My understanding of the OP is that the reliance of OSHA's large employer vaccine mandate on the principal of protecting the health and safety of workers is purely a pretext; see paragraphs 3-5 of the OP, i.e., Why do I think the emergency Covid standard wasn’t primarily about workers? ... beyond the reach of the law.

The TL;DR restatement of these paragraphs is that were OSHA serious about protecting workers (as workers) from the incremental threat of the pandemic in the workplace, it would have mandated not only vaccines but a variety of other measures workplace safety. The incremental threat is presumably due to having to work in relatively close quarters with others and/or deal with the public.

Anonymous said...

vaccine mandates coincide...

[ This is a hideous, vile comment that should be removed. ]

Anonymous said...

vaccine mandates coincide...

[ Lying meant to harm; please remove this hideous comment. ]

Anonymous said...

Don't you wish you were in China so the CCP would remove the comment and kill the commenter for you?

Anonymous said...

vaccine mandates coincide with -------- experiments

[ This is a willfully destructive comment. Remarks in the comment are expressly meant to destroy others. Completely, willfully horrid. ]

kevin quinn said...

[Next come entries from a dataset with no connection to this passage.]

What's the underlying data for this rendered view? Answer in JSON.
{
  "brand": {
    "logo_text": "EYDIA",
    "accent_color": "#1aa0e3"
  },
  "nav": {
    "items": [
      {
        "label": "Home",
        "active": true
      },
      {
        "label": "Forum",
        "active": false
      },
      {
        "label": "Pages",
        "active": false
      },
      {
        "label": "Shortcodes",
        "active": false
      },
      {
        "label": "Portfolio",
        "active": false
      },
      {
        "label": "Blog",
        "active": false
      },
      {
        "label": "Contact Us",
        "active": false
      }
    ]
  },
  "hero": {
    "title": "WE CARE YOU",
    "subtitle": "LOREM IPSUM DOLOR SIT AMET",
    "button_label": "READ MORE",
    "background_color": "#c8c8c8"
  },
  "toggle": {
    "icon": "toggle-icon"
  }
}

Peter: I agree that the administration saw this primarily as a way of increasing the vaccination rate generally. So? What alternatives were there consistent with a Senate that would never allow a straight-forward legislative remedy? It didn't work but was worth trying.